Copy each line of the records that holds the string "title".
+++ Data shown
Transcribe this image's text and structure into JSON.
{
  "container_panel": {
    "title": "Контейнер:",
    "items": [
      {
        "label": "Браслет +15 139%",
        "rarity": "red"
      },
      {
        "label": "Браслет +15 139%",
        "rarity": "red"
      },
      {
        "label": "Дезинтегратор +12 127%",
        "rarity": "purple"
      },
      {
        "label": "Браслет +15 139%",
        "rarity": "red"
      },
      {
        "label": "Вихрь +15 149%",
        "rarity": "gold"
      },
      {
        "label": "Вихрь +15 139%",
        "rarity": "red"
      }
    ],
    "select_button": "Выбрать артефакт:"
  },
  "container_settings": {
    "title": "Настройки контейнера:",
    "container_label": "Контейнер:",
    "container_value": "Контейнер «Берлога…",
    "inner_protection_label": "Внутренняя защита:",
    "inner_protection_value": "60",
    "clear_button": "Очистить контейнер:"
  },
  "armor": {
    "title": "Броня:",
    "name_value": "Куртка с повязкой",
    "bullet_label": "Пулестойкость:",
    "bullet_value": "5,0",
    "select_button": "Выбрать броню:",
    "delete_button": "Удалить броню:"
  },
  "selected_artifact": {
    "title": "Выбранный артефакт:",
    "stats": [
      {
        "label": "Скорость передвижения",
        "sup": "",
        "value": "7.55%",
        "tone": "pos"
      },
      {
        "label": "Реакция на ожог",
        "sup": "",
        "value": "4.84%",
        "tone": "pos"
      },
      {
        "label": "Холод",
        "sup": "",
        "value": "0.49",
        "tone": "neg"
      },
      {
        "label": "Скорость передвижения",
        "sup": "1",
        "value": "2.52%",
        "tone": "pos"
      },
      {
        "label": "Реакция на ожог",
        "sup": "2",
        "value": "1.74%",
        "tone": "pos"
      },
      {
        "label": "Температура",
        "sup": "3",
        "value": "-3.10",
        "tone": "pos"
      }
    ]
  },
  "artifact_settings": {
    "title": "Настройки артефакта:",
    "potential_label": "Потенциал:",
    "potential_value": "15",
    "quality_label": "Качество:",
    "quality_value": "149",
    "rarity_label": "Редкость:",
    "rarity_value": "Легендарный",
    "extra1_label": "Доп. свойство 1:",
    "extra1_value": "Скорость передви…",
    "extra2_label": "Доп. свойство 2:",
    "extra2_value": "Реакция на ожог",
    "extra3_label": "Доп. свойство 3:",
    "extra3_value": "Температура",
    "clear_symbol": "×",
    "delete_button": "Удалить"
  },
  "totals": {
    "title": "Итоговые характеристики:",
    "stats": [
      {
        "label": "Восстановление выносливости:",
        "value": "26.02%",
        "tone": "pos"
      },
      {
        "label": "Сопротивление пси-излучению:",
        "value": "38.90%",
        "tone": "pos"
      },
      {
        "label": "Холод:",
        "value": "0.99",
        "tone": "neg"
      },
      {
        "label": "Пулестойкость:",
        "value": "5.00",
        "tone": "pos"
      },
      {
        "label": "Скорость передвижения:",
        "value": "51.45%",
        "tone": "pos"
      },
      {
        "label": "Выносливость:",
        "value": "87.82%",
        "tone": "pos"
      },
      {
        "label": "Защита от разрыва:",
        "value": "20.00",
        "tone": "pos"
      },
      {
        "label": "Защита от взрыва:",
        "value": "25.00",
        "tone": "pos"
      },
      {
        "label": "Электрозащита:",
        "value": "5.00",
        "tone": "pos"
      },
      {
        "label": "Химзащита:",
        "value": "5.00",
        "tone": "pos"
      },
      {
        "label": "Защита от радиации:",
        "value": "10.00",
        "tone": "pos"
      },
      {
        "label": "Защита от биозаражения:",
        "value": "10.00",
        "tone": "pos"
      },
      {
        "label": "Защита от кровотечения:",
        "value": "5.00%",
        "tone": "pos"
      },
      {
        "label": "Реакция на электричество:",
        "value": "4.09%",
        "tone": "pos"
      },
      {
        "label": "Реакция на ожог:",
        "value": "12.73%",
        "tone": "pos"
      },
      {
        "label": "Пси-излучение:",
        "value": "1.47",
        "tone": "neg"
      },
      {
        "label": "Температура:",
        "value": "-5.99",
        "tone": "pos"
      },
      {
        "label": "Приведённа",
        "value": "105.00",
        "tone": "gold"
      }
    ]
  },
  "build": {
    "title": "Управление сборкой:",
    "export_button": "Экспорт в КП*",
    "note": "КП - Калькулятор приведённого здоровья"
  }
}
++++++
◆ **Solution for this task**:
    "title": "Контейнер:",
    "title": "Настройки контейнера:",
    "title": "Броня:",
    "title": "Выбранный артефакт:",
    "title": "Настройки артефакта:",
    "title": "Итоговые характеристики:",
    "title": "Управление сборкой:",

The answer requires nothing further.